**WHAT IS EXPECTED**:
Among the entries below, tally each line where the word "content" appears and state only the total.
*** PROVIDED RECORDS Section Begins ***
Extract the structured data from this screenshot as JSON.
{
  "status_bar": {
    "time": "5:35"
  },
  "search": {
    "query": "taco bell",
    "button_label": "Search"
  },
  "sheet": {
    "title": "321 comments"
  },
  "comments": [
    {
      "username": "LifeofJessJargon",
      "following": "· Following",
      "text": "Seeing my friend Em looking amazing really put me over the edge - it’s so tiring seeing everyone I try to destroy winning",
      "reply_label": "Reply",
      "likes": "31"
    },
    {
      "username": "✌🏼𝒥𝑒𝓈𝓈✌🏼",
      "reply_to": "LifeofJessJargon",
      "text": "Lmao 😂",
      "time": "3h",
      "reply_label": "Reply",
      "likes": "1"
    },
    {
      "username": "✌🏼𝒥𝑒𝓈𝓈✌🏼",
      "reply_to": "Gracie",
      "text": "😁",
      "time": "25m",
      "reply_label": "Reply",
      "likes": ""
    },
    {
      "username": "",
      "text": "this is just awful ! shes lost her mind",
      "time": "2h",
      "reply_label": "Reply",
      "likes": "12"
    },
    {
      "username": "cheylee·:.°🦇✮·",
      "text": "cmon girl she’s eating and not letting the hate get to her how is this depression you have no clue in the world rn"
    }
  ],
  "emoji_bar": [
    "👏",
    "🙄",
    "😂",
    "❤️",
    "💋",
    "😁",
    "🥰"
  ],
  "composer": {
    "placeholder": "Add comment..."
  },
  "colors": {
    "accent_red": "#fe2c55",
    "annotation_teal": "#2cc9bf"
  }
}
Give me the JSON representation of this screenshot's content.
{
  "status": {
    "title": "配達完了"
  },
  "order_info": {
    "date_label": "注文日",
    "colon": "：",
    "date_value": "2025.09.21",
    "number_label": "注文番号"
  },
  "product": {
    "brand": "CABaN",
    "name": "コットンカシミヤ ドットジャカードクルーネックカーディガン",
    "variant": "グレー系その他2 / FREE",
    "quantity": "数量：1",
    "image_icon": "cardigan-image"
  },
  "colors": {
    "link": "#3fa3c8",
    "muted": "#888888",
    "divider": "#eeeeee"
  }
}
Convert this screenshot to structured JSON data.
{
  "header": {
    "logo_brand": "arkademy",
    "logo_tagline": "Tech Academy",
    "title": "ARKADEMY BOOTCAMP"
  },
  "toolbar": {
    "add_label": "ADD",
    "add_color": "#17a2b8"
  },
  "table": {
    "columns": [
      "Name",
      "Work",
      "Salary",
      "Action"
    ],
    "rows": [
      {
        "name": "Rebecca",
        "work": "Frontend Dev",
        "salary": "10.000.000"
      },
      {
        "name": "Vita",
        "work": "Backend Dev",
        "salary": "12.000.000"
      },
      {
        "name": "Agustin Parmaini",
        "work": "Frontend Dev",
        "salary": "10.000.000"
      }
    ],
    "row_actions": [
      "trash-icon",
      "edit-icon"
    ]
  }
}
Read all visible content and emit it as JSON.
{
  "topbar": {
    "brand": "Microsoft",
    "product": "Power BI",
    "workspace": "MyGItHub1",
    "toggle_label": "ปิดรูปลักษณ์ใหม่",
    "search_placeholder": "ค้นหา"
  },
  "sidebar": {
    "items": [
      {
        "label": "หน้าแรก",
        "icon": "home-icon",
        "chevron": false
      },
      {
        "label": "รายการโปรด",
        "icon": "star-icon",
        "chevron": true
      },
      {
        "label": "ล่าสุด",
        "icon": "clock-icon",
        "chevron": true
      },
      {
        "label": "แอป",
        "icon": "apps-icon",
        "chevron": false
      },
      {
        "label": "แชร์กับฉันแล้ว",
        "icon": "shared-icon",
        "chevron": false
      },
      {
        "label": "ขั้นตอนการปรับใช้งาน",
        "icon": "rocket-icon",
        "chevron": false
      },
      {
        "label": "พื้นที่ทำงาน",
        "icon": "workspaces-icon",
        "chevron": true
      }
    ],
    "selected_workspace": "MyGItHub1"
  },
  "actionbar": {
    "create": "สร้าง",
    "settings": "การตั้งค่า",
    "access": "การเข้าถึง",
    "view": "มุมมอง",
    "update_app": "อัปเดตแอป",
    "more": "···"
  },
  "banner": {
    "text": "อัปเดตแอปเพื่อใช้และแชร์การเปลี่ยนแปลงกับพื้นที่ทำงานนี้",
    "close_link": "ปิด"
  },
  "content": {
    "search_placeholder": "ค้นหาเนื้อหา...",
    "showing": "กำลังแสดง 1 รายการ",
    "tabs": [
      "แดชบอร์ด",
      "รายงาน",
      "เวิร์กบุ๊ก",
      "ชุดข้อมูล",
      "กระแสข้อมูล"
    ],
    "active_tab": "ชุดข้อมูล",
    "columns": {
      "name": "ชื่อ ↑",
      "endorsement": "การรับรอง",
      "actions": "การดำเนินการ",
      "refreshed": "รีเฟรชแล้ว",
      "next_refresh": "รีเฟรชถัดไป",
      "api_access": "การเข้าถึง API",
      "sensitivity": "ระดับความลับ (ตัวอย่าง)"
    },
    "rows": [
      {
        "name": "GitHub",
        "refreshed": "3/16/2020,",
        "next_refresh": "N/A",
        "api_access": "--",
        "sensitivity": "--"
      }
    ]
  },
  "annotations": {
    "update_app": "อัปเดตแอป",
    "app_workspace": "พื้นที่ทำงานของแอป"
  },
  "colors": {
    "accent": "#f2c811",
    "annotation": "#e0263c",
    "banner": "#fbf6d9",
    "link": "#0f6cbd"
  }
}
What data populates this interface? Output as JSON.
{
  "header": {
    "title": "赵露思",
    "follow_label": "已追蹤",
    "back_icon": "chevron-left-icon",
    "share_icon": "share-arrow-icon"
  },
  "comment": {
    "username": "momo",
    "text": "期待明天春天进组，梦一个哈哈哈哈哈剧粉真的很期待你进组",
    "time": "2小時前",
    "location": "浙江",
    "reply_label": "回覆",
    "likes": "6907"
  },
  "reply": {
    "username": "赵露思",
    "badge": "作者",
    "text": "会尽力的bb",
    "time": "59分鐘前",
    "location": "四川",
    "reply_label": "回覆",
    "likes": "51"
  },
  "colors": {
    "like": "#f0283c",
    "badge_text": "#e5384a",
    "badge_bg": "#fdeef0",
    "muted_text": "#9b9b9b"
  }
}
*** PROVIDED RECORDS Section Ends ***
**SOLUTION BELOW**:
3